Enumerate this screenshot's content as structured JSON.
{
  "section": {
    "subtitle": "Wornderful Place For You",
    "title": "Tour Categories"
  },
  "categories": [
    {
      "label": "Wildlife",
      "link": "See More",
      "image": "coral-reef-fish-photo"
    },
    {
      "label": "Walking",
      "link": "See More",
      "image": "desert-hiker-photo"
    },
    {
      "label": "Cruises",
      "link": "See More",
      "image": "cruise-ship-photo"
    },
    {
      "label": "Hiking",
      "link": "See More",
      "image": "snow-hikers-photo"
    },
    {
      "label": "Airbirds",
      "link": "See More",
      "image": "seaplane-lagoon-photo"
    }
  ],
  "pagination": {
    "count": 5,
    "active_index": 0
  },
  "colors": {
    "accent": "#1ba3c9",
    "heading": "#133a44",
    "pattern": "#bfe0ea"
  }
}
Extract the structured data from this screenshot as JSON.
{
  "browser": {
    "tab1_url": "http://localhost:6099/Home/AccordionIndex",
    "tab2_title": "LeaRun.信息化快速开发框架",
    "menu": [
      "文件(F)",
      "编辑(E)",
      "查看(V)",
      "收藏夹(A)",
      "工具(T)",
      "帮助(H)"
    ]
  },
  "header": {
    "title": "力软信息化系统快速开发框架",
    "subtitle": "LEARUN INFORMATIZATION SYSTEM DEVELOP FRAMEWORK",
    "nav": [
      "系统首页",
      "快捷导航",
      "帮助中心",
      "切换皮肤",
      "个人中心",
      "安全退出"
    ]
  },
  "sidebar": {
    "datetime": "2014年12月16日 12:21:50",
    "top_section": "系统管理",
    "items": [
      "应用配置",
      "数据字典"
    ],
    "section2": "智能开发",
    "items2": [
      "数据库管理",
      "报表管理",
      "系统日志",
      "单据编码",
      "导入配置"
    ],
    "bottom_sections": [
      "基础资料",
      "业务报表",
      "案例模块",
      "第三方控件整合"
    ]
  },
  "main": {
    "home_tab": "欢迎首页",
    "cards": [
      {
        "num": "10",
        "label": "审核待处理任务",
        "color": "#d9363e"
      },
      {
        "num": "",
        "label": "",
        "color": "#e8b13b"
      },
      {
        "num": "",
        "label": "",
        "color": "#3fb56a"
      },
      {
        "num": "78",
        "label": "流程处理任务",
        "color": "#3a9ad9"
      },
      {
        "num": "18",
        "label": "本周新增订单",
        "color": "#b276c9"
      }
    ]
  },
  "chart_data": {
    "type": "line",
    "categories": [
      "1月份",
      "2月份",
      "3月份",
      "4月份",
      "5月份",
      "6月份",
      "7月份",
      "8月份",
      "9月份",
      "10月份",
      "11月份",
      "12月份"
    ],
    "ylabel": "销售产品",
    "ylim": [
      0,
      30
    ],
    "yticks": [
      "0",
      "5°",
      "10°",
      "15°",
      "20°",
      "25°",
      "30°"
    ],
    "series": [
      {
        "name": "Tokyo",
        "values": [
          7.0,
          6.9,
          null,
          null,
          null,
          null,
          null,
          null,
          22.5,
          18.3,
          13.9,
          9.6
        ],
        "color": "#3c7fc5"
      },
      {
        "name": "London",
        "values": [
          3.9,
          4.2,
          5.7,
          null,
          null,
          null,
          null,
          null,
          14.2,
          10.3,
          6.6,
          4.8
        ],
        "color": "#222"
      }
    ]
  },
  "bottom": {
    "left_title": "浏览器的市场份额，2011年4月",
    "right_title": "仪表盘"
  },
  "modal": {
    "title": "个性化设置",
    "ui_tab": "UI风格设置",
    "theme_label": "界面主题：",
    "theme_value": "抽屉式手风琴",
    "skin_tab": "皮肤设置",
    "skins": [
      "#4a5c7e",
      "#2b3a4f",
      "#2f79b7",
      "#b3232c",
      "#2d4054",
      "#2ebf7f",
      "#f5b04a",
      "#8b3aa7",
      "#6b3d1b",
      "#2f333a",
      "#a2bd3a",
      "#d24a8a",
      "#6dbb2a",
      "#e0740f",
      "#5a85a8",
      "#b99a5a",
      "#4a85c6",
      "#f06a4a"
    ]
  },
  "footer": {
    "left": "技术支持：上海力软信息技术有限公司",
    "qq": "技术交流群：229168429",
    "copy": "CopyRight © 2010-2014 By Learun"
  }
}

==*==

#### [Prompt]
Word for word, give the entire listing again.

#### [Task response]
Enumerate this screenshot's content as structured JSON.
{
  "section": {
    "subtitle": "Wornderful Place For You",
    "title": "Tour Categories"
  },
  "categories": [
    {
      "label": "Wildlife",
      "link": "See More",
      "image": "coral-reef-fish-photo"
    },
    {
      "label": "Walking",
      "link": "See More",
      "image": "desert-hiker-photo"
    },
    {
      "label": "Cruises",
      "link": "See More",
      "image": "cruise-ship-photo"
    },
    {
      "label": "Hiking",
      "link": "See More",
      "image": "snow-hikers-photo"
    },
    {
      "label": "Airbirds",
      "link": "See More",
      "image": "seaplane-lagoon-photo"
    }
  ],
  "pagination": {
    "count": 5,
    "active_index": 0
  },
  "colors": {
    "accent": "#1ba3c9",
    "heading": "#133a44",
    "pattern": "#bfe0ea"
  }
}
Extract the structured data from this screenshot as JSON.
{
  "browser": {
    "tab1_url": "http://localhost:6099/Home/AccordionIndex",
    "tab2_title": "LeaRun.信息化快速开发框架",
    "menu": [
      "文件(F)",
      "编辑(E)",
      "查看(V)",
      "收藏夹(A)",
      "工具(T)",
      "帮助(H)"
    ]
  },
  "header": {
    "title": "力软信息化系统快速开发框架",
    "subtitle": "LEARUN INFORMATIZATION SYSTEM DEVELOP FRAMEWORK",
    "nav": [
      "系统首页",
      "快捷导航",
      "帮助中心",
      "切换皮肤",
      "个人中心",
      "安全退出"
    ]
  },
  "sidebar": {
    "datetime": "2014年12月16日 12:21:50",
    "top_section": "系统管理",
    "items": [
      "应用配置",
      "数据字典"
    ],
    "section2": "智能开发",
    "items2": [
      "数据库管理",
      "报表管理",
      "系统日志",
      "单据编码",
      "导入配置"
    ],
    "bottom_sections": [
      "基础资料",
      "业务报表",
      "案例模块",
      "第三方控件整合"
    ]
  },
  "main": {
    "home_tab": "欢迎首页",
    "cards": [
      {
        "num": "10",
        "label": "审核待处理任务",
        "color": "#d9363e"
      },
      {
        "num": "",
        "label": "",
        "color": "#e8b13b"
      },
      {
        "num": "",
        "label": "",
        "color": "#3fb56a"
      },
      {
        "num": "78",
        "label": "流程处理任务",
        "color": "#3a9ad9"
      },
      {
        "num": "18",
        "label": "本周新增订单",
        "color": "#b276c9"
      }
    ]
  },
  "chart_data": {
    "type": "line",
    "categories": [
      "1月份",
      "2月份",
      "3月份",
      "4月份",
      "5月份",
      "6月份",
      "7月份",
      "8月份",
      "9月份",
      "10月份",
      "11月份",
      "12月份"
    ],
    "ylabel": "销售产品",
    "ylim": [
      0,
      30
    ],
    "yticks": [
      "0",
      "5°",
      "10°",
      "15°",
      "20°",
      "25°",
      "30°"
    ],
    "series": [
      {
        "name": "Tokyo",
        "values": [
          7.0,
          6.9,
          null,
          null,
          null,
          null,
          null,
          null,
          22.5,
          18.3,
          13.9,
          9.6
        ],
        "color": "#3c7fc5"
      },
      {
        "name": "London",
        "values": [
          3.9,
          4.2,
          5.7,
          null,
          null,
          null,
          null,
          null,
          14.2,
          10.3,
          6.6,
          4.8
        ],
        "color": "#222"
      }
    ]
  },
  "bottom": {
    "left_title": "浏览器的市场份额，2011年4月",
    "right_title": "仪表盘"
  },
  "modal": {
    "title": "个性化设置",
    "ui_tab": "UI风格设置",
    "theme_label": "界面主题：",
    "theme_value": "抽屉式手风琴",
    "skin_tab": "皮肤设置",
    "skins": [
      "#4a5c7e",
      "#2b3a4f",
      "#2f79b7",
      "#b3232c",
      "#2d4054",
      "#2ebf7f",
      "#f5b04a",
      "#8b3aa7",
      "#6b3d1b",
      "#2f333a",
      "#a2bd3a",
      "#d24a8a",
      "#6dbb2a",
      "#e0740f",
      "#5a85a8",
      "#b99a5a",
      "#4a85c6",
      "#f06a4a"
    ]
  },
  "footer": {
    "left": "技术支持：上海力软信息技术有限公司",
    "qq": "技术交流群：229168429",
    "copy": "CopyRight © 2010-2014 By Learun"
  }
}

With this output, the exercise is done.